June is a big month for marriage equality in the US. The historic Supreme Court decision Obergefell v. Hodges legalized gay marriage on June 26, 2015, and on June 12th, we celebrate that Love is Love. Loving Day is the anniversary of another historic Supreme Court decision, Loving v. Virginia, in which the court held that states could not prohibit interracial marriage.

Loving Day is the anniversary of the historic Supreme Court decision, Loving v. Virginia, in which the court held that states could not prohibit interracial marriage.

But what does this have to do with travel?

As we travel within our own countries and to others, we may find ourselves in places where interracial relationships are not the norm. From small American towns, to big cities in Europe, Asia, Africa, or Australia, people are sometimes surprised to see people of different races together — let alone married! Reactions range from curiosity, to happiness, to fear, to visible hatred.

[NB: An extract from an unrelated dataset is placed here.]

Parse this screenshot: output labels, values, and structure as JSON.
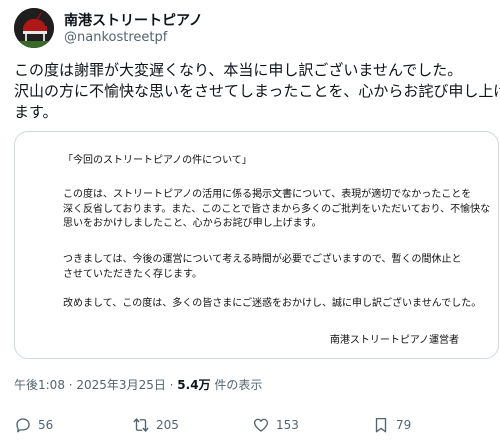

Love is love, at home, and when traveling. So what can we do to be more inclusive when we encounter people that live a lifestyle perceived as “different”? If we are considered “different,” what can we do to share our experiences in a useful manner? Is it even our responsibility to do so?

Are you in an interracial relationship? Do you have a story or experience to share from traveling with your significant other?

Notes from the author, Angela: My husband and I love to travel and have many stories to share about the reactions we get. I’m a white lady; he’s a black guy who eerily resembles the actor Vin Diesel. To be honest, he has been called “Vin” on every continent we have visited. But it’s not all harmless comparisons and laughs. For example, when we were in a medium-sized Peruvian town on our honeymoon, folks actively crossed the street when we approached, or would not serve us at establishments. In other locations, he was followed in stores by sales associates, while I was left alone. These interactions are unfortunate, but it does not dissuade us from continuing to travel and enjoy ourselves. If we can chat with people, we do (people usually love “Vin”). If we are unable to do so, we add it to the list of “travel stories” we can tell our friends and family, recognizing that we are extremely fortunate to never have been seriously threatened during our travels. Traveling is always a learning experience. Sometimes the lessons learned aren’t positive, but we can’t let ignorance ruin our time together.

Our Mission — To inspire responsible, impactful, sustainable and ethical travel through education